Bigger Waists: Are They Unavoidable with Age?
It’s obvious that we get wider with age. What may be less obvious is why
In February 2022, the Journal of Biological and Clinical Anthropology published research about a newly appreciated fact in human morphology. Long after our other bones quit getting larger, our hip bones continue.(1)
In 2012, we reported a new study demonstrating that hip bones continue to grow with age. By age 20, most people have achieved their maximum height. But researchers at the University of North Carolina at Chapel Hill School of Medicine found that while people don’t grow taller after age 20, they do grow wider—well into their 70s. On average, the pelvic width of the oldest people in the study was nearly 2.5 cm larger than the youngest patients. This increase in pelvic diameter could lead to an approximately 7.6 cm increase in waist size from age 20 to age 79, regardless of body fat increases.
In the current study, Lukas Waltenberger and colleagues dived into the why of age-related pelvic widening. Can we avoid it? The answer is largely “no.” They studied 167 skeletons with known age and cause of death. Waltenberger et al. find that some of the pelvic widening is attributed to hormone-related changes, especially during childbearing years in women. However, both men and women experience a gradual widening of the pelvic bones throughout life. They also hypothesize that much of the widening is remodeling. For one, it may be a response to how bones weaken with age, keeping the pelvis prepared for the substantial pressures it endures. Similarly, the remodeling may also simply be a response to those same lifelong pressures.

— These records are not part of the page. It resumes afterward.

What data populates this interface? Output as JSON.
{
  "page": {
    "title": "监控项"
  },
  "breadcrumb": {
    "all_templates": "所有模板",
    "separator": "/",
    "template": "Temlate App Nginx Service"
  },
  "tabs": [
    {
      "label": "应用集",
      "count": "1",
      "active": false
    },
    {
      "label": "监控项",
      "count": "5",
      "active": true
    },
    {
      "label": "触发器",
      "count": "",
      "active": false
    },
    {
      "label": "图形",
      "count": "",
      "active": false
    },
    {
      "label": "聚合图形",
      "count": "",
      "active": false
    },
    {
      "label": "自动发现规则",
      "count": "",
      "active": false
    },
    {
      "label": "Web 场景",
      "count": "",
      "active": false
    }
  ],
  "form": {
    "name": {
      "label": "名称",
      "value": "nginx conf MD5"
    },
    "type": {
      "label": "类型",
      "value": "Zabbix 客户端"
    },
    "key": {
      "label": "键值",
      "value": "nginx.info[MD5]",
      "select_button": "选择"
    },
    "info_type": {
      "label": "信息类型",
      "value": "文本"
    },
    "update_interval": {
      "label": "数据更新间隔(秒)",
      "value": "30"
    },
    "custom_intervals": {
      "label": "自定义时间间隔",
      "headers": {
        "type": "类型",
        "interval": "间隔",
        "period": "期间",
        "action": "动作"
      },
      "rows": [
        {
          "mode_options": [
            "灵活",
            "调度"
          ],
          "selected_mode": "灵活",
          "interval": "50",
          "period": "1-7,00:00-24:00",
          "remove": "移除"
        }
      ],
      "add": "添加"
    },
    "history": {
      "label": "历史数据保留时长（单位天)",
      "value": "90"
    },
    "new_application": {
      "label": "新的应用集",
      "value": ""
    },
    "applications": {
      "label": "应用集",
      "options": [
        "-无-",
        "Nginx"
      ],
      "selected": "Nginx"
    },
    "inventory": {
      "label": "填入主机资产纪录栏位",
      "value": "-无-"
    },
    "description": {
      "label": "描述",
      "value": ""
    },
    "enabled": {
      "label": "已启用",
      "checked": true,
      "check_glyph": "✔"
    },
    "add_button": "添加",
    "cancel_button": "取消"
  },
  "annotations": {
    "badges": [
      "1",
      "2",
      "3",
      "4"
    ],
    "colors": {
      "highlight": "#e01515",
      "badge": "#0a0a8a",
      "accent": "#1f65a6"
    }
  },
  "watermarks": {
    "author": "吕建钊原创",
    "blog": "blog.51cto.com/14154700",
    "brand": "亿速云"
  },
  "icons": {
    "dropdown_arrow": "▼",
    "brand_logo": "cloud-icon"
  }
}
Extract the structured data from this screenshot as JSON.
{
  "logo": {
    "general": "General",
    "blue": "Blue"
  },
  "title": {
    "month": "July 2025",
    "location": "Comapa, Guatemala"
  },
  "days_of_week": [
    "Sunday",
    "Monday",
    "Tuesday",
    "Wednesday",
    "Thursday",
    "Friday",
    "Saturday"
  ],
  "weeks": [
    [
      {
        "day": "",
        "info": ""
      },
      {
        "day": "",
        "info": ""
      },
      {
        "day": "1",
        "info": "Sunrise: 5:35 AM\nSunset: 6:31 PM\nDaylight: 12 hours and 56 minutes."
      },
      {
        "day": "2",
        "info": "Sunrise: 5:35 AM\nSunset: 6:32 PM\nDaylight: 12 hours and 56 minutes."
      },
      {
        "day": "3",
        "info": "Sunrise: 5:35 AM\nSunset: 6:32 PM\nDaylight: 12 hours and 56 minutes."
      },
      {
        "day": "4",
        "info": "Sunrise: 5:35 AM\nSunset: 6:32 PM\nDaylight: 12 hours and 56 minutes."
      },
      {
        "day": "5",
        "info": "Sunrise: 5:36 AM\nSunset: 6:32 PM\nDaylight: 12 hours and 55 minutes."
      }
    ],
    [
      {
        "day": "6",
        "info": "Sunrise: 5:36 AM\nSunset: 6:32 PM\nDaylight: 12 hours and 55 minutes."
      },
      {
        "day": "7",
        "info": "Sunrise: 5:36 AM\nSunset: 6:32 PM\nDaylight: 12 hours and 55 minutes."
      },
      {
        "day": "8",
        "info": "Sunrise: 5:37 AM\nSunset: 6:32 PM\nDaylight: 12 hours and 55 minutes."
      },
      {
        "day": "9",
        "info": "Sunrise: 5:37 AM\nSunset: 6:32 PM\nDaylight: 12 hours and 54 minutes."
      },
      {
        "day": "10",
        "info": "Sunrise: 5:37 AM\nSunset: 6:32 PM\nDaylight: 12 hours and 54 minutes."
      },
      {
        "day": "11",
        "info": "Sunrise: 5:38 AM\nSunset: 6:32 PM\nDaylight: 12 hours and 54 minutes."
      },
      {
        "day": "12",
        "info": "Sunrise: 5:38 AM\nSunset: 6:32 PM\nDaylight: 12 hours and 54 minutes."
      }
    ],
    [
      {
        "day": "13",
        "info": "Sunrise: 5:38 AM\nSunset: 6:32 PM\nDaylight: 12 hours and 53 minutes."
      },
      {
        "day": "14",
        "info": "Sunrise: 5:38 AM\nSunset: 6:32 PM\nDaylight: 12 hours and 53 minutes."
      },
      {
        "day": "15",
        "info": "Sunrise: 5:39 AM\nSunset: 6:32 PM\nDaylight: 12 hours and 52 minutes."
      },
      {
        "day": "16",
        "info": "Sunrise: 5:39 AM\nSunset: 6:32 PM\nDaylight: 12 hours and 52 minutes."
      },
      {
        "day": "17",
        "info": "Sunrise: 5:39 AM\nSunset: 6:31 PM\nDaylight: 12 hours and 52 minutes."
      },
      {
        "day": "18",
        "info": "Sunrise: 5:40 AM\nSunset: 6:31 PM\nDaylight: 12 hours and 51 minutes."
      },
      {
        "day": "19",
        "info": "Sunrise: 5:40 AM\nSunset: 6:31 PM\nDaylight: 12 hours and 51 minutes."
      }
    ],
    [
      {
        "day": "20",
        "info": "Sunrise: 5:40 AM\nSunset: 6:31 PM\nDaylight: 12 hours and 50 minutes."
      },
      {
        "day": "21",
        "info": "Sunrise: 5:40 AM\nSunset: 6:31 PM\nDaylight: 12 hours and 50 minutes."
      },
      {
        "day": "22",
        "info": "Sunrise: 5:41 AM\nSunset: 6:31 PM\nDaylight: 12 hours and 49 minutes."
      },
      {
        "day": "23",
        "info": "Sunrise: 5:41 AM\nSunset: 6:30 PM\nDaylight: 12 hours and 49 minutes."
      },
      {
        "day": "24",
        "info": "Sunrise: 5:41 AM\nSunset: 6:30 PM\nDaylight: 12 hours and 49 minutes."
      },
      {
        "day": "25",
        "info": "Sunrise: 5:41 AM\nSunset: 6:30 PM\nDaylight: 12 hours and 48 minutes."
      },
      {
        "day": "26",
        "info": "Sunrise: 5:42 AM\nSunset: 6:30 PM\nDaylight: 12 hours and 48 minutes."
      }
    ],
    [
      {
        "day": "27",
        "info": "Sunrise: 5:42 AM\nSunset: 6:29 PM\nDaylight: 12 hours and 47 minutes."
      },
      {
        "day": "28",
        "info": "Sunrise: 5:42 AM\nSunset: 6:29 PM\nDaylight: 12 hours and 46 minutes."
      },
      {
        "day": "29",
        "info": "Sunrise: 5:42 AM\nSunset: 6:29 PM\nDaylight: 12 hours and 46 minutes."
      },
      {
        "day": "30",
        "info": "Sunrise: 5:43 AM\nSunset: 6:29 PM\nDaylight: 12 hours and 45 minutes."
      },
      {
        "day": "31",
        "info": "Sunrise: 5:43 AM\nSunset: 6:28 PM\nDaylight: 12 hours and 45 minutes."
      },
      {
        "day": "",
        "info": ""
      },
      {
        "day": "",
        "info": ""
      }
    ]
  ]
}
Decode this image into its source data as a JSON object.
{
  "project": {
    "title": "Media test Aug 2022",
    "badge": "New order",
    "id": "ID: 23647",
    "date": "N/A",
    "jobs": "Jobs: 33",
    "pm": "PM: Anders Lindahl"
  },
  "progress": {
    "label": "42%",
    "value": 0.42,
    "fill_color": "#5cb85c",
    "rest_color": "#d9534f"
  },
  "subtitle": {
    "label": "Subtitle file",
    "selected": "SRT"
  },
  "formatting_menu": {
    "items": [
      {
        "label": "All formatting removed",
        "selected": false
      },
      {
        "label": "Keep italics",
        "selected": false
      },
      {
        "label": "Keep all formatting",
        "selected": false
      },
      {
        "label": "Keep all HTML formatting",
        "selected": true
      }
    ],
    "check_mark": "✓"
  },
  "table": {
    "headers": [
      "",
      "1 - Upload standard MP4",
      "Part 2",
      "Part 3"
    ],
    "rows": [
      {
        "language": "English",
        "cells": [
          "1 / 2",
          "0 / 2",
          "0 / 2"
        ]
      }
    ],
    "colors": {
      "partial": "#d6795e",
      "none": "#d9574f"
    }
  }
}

In sports, the pelvis may be called to withstand pressures that are eight times a person’s body weight.
Maintaining lean muscle mass, orthopedic ability, and cardiovascular fitness is important for wellbeing and quality of life. That being said, now we can give ourselves a little bit of a break from the blame and guilt from increasing belt sizes.
- Waltenberger L, Rebay-Salisbury K, Mitteroecker P. Age dependent changes in pelvic shape during adulthood. J. Biol. Clin. Anthropol. 2022; 79(2): 143-156.